[[ Dataset excerpts, beginning ]]

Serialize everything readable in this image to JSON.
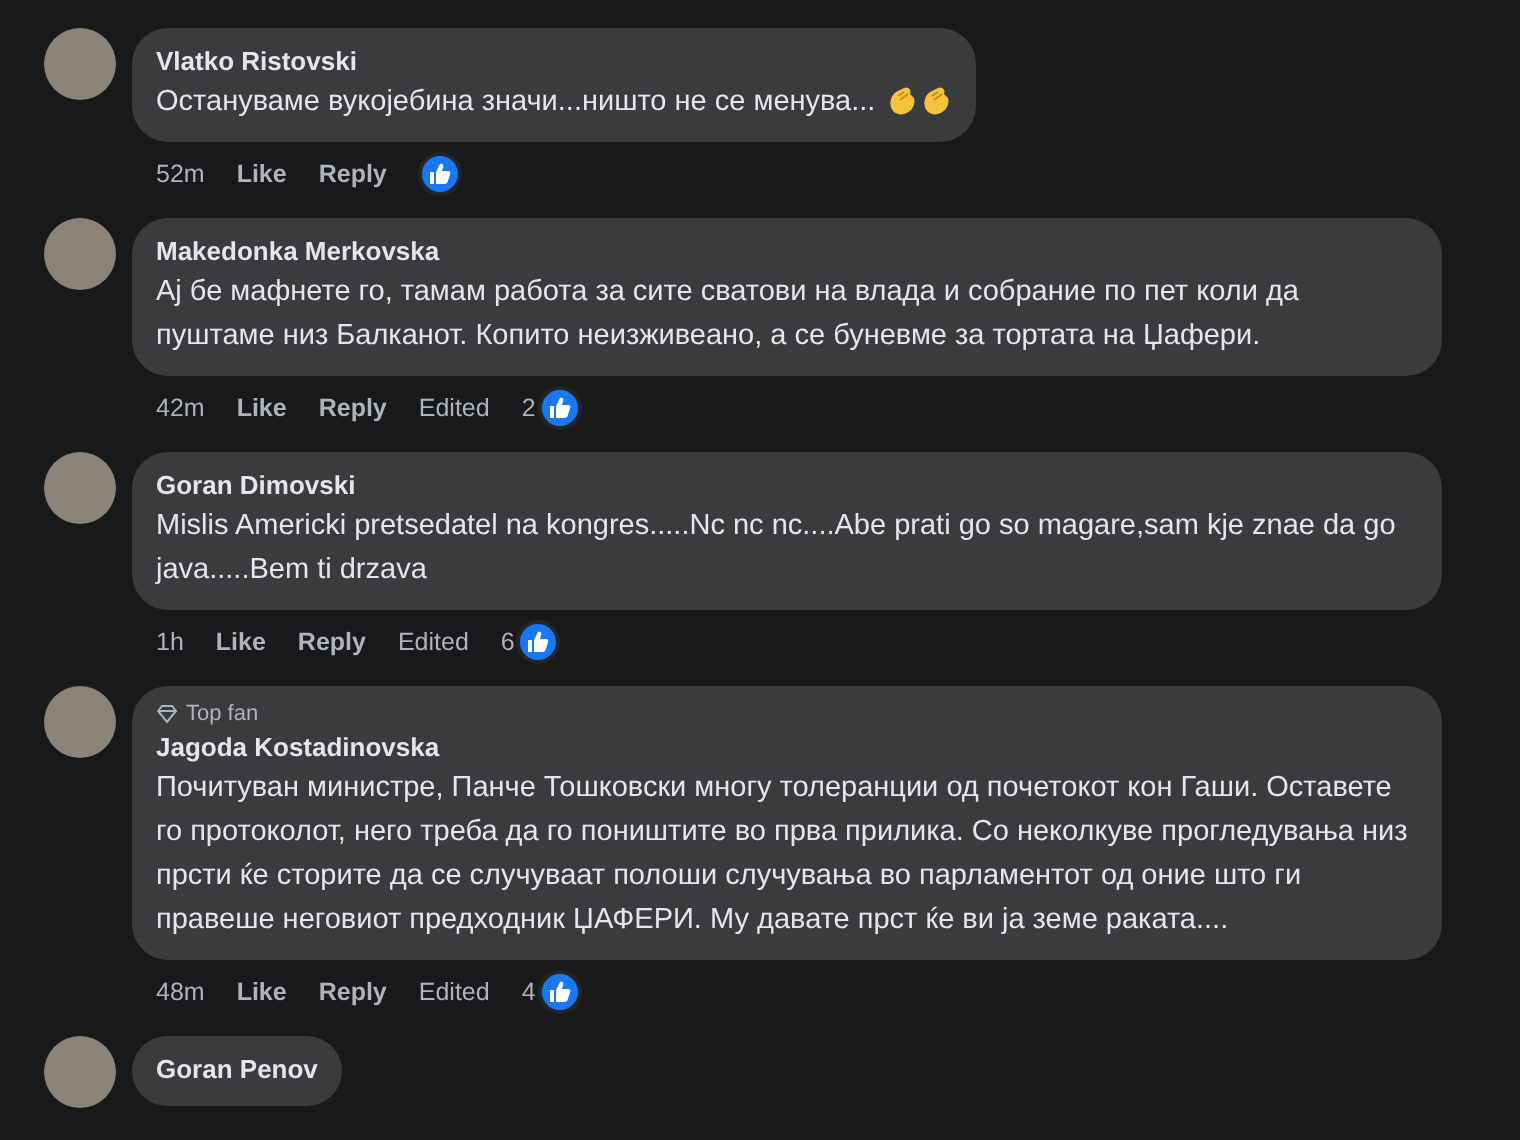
{
  "comments": [
    {
      "author": "Vlatko Ristovski",
      "text": "Остануваме вукојебина значи...ништо не се менува...",
      "emojis": [
        {
          "kind": "clap"
        },
        {
          "kind": "clap"
        }
      ],
      "time": "52m",
      "like": "Like",
      "reply": "Reply"
    },
    {
      "author": "Makedonka Merkovska",
      "text": "Ај бе мафнете го, тамам работа за сите сватови на влада и собрание по пет коли да пуштаме низ Балканот. Копито неизживеано, а се буневме за тортата на Џафери.",
      "time": "42m",
      "like": "Like",
      "reply": "Reply",
      "edited": "Edited",
      "reaction_count": "2"
    },
    {
      "author": "Goran Dimovski",
      "text": "Mislis Americki pretsedatel na kongres.....Nc nc nc....Abe prati go so magare,sam kje znae da go java.....Bem ti drzava",
      "time": "1h",
      "like": "Like",
      "reply": "Reply",
      "edited": "Edited",
      "reaction_count": "6"
    },
    {
      "author": "Jagoda Kostadinovska",
      "badge": "Top fan",
      "text": "Почитуван министре, Панче Тошковски многу толеранции од почетокот кон Гаши. Оставете го протоколот, него треба да го поништите во прва прилика. Со неколкуве прогледувања низ прсти ќе сторите да се случуваат полоши случувања во парламентот од оние што ги правеше неговиот предходник ЏАФЕРИ. Му давате прст ќе ви ја земе раката....",
      "time": "48m",
      "like": "Like",
      "reply": "Reply",
      "edited": "Edited",
      "reaction_count": "4"
    },
    {
      "author": "Goran Penov"
    }
  ]
}
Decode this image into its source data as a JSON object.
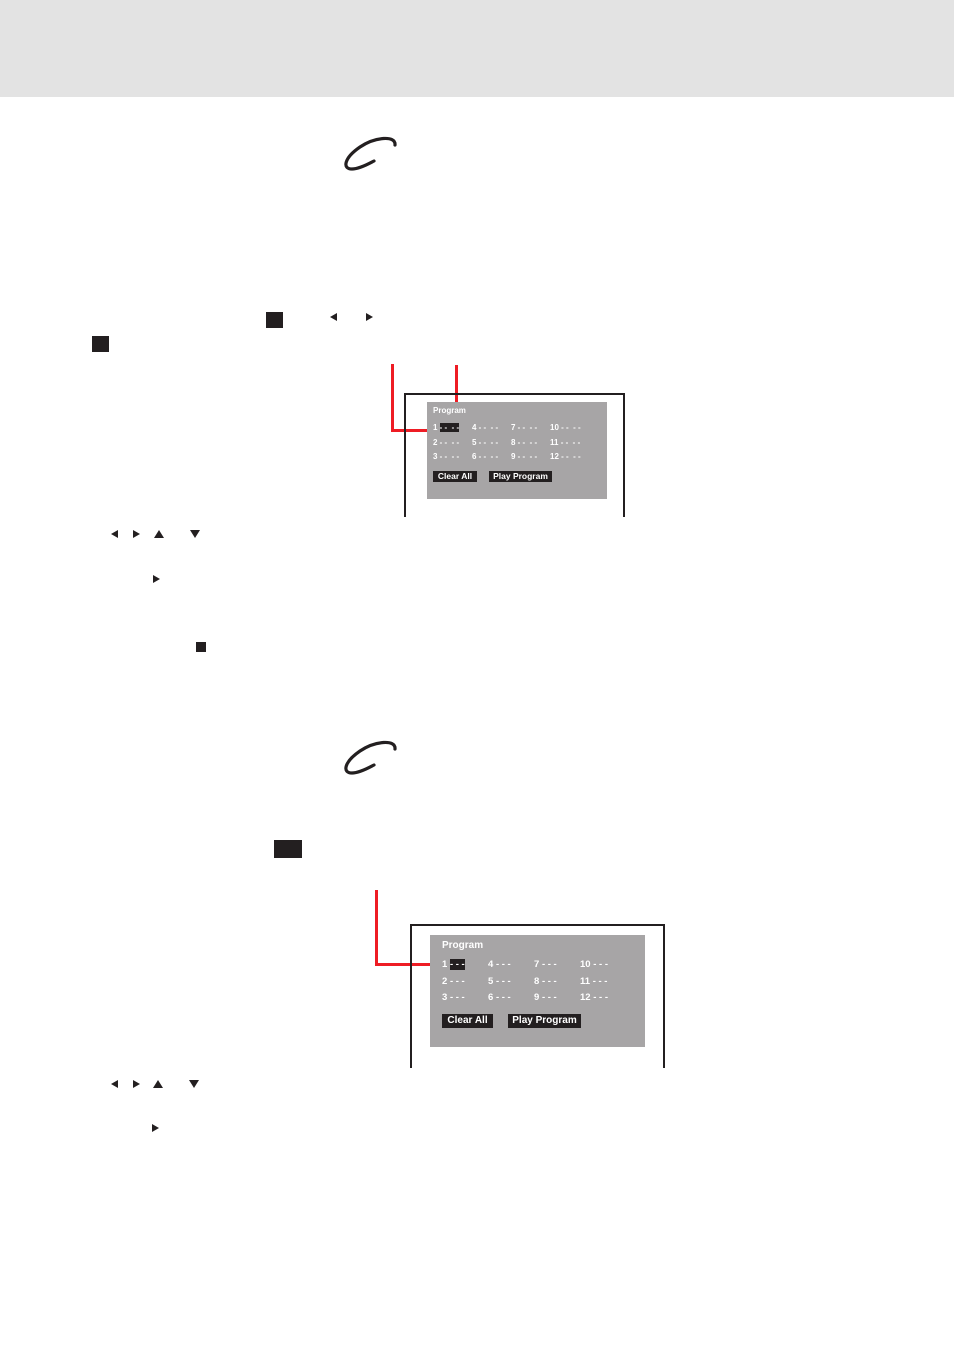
{
  "page": {
    "header_band_color": "#e3e3e3",
    "accent_callout_color": "#ee1c24"
  },
  "section1": {
    "logo_glyph": "C",
    "inline_icons": [
      "stop-square-icon",
      "left-arrow-icon",
      "right-arrow-icon",
      "stop-square-icon"
    ],
    "nav_icons": [
      "left-arrow-icon",
      "right-arrow-icon",
      "up-arrow-icon",
      "down-arrow-icon"
    ],
    "play_icon": "play-icon",
    "stop_icon": "stop-icon",
    "menu": {
      "title": "Program",
      "slots": [
        {
          "num": "1",
          "value": "- -  - -",
          "selected": true
        },
        {
          "num": "2",
          "value": "- -  - -"
        },
        {
          "num": "3",
          "value": "- -  - -"
        },
        {
          "num": "4",
          "value": "- -  - -"
        },
        {
          "num": "5",
          "value": "- -  - -"
        },
        {
          "num": "6",
          "value": "- -  - -"
        },
        {
          "num": "7",
          "value": "- -  - -"
        },
        {
          "num": "8",
          "value": "- -  - -"
        },
        {
          "num": "9",
          "value": "- -  - -"
        },
        {
          "num": "10",
          "value": "- -  - -"
        },
        {
          "num": "11",
          "value": "- -  - -"
        },
        {
          "num": "12",
          "value": "- -  - -"
        }
      ],
      "buttons": {
        "clear_all": "Clear All",
        "play_program": "Play Program"
      }
    }
  },
  "section2": {
    "logo_glyph": "C",
    "inline_icons": [
      "button-rectangle-icon"
    ],
    "nav_icons": [
      "left-arrow-icon",
      "right-arrow-icon",
      "up-arrow-icon",
      "down-arrow-icon"
    ],
    "play_icon": "play-icon",
    "menu": {
      "title": "Program",
      "slots": [
        {
          "num": "1",
          "value": "- - -",
          "selected": true
        },
        {
          "num": "2",
          "value": "- - -"
        },
        {
          "num": "3",
          "value": "- - -"
        },
        {
          "num": "4",
          "value": "- - -"
        },
        {
          "num": "5",
          "value": "- - -"
        },
        {
          "num": "6",
          "value": "- - -"
        },
        {
          "num": "7",
          "value": "- - -"
        },
        {
          "num": "8",
          "value": "- - -"
        },
        {
          "num": "9",
          "value": "- - -"
        },
        {
          "num": "10",
          "value": "- - -"
        },
        {
          "num": "11",
          "value": "- - -"
        },
        {
          "num": "12",
          "value": "- - -"
        }
      ],
      "buttons": {
        "clear_all": "Clear All",
        "play_program": "Play Program"
      }
    }
  }
}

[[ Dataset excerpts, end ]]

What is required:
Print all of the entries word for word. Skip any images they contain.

Answer box:
Serialize everything readable in this image to JSON.
{
  "comments": [
    {
      "author": "Vlatko Ristovski",
      "text": "Остануваме вукојебина значи...ништо не се менува...",
      "emojis": [
        {
          "kind": "clap"
        },
        {
          "kind": "clap"
        }
      ],
      "time": "52m",
      "like": "Like",
      "reply": "Reply"
    },
    {
      "author": "Makedonka Merkovska",
      "text": "Ај бе мафнете го, тамам работа за сите сватови на влада и собрание по пет коли да пуштаме низ Балканот. Копито неизживеано, а се буневме за тортата на Џафери.",
      "time": "42m",
      "like": "Like",
      "reply": "Reply",
      "edited": "Edited",
      "reaction_count": "2"
    },
    {
      "author": "Goran Dimovski",
      "text": "Mislis Americki pretsedatel na kongres.....Nc nc nc....Abe prati go so magare,sam kje znae da go java.....Bem ti drzava",
      "time": "1h",
      "like": "Like",
      "reply": "Reply",
      "edited": "Edited",
      "reaction_count": "6"
    },
    {
      "author": "Jagoda Kostadinovska",
      "badge": "Top fan",
      "text": "Почитуван министре, Панче Тошковски многу толеранции од почетокот кон Гаши. Оставете го протоколот, него треба да го поништите во прва прилика. Со неколкуве прогледувања низ прсти ќе сторите да се случуваат полоши случувања во парламентот од оние што ги правеше неговиот предходник ЏАФЕРИ. Му давате прст ќе ви ја земе раката....",
      "time": "48m",
      "like": "Like",
      "reply": "Reply",
      "edited": "Edited",
      "reaction_count": "4"
    },
    {
      "author": "Goran Penov"
    }
  ]
}
Decode this image into its source data as a JSON object.
{
  "page": {
    "header_band_color": "#e3e3e3",
    "accent_callout_color": "#ee1c24"
  },
  "section1": {
    "logo_glyph": "C",
    "inline_icons": [
      "stop-square-icon",
      "left-arrow-icon",
      "right-arrow-icon",
      "stop-square-icon"
    ],
    "nav_icons": [
      "left-arrow-icon",
      "right-arrow-icon",
      "up-arrow-icon",
      "down-arrow-icon"
    ],
    "play_icon": "play-icon",
    "stop_icon": "stop-icon",
    "menu": {
      "title": "Program",
      "slots": [
        {
          "num": "1",
          "value": "- -  - -",
          "selected": true
        },
        {
          "num": "2",
          "value": "- -  - -"
        },
        {
          "num": "3",
          "value": "- -  - -"
        },
        {
          "num": "4",
          "value": "- -  - -"
        },
        {
          "num": "5",
          "value": "- -  - -"
        },
        {
          "num": "6",
          "value": "- -  - -"
        },
        {
          "num": "7",
          "value": "- -  - -"
        },
        {
          "num": "8",
          "value": "- -  - -"
        },
        {
          "num": "9",
          "value": "- -  - -"
        },
        {
          "num": "10",
          "value": "- -  - -"
        },
        {
          "num": "11",
          "value": "- -  - -"
        },
        {
          "num": "12",
          "value": "- -  - -"
        }
      ],
      "buttons": {
        "clear_all": "Clear All",
        "play_program": "Play Program"
      }
    }
  },
  "section2": {
    "logo_glyph": "C",
    "inline_icons": [
      "button-rectangle-icon"
    ],
    "nav_icons": [
      "left-arrow-icon",
      "right-arrow-icon",
      "up-arrow-icon",
      "down-arrow-icon"
    ],
    "play_icon": "play-icon",
    "menu": {
      "title": "Program",
      "slots": [
        {
          "num": "1",
          "value": "- - -",
          "selected": true
        },
        {
          "num": "2",
          "value": "- - -"
        },
        {
          "num": "3",
          "value": "- - -"
        },
        {
          "num": "4",
          "value": "- - -"
        },
        {
          "num": "5",
          "value": "- - -"
        },
        {
          "num": "6",
          "value": "- - -"
        },
        {
          "num": "7",
          "value": "- - -"
        },
        {
          "num": "8",
          "value": "- - -"
        },
        {
          "num": "9",
          "value": "- - -"
        },
        {
          "num": "10",
          "value": "- - -"
        },
        {
          "num": "11",
          "value": "- - -"
        },
        {
          "num": "12",
          "value": "- - -"
        }
      ],
      "buttons": {
        "clear_all": "Clear All",
        "play_program": "Play Program"
      }
    }
  }
}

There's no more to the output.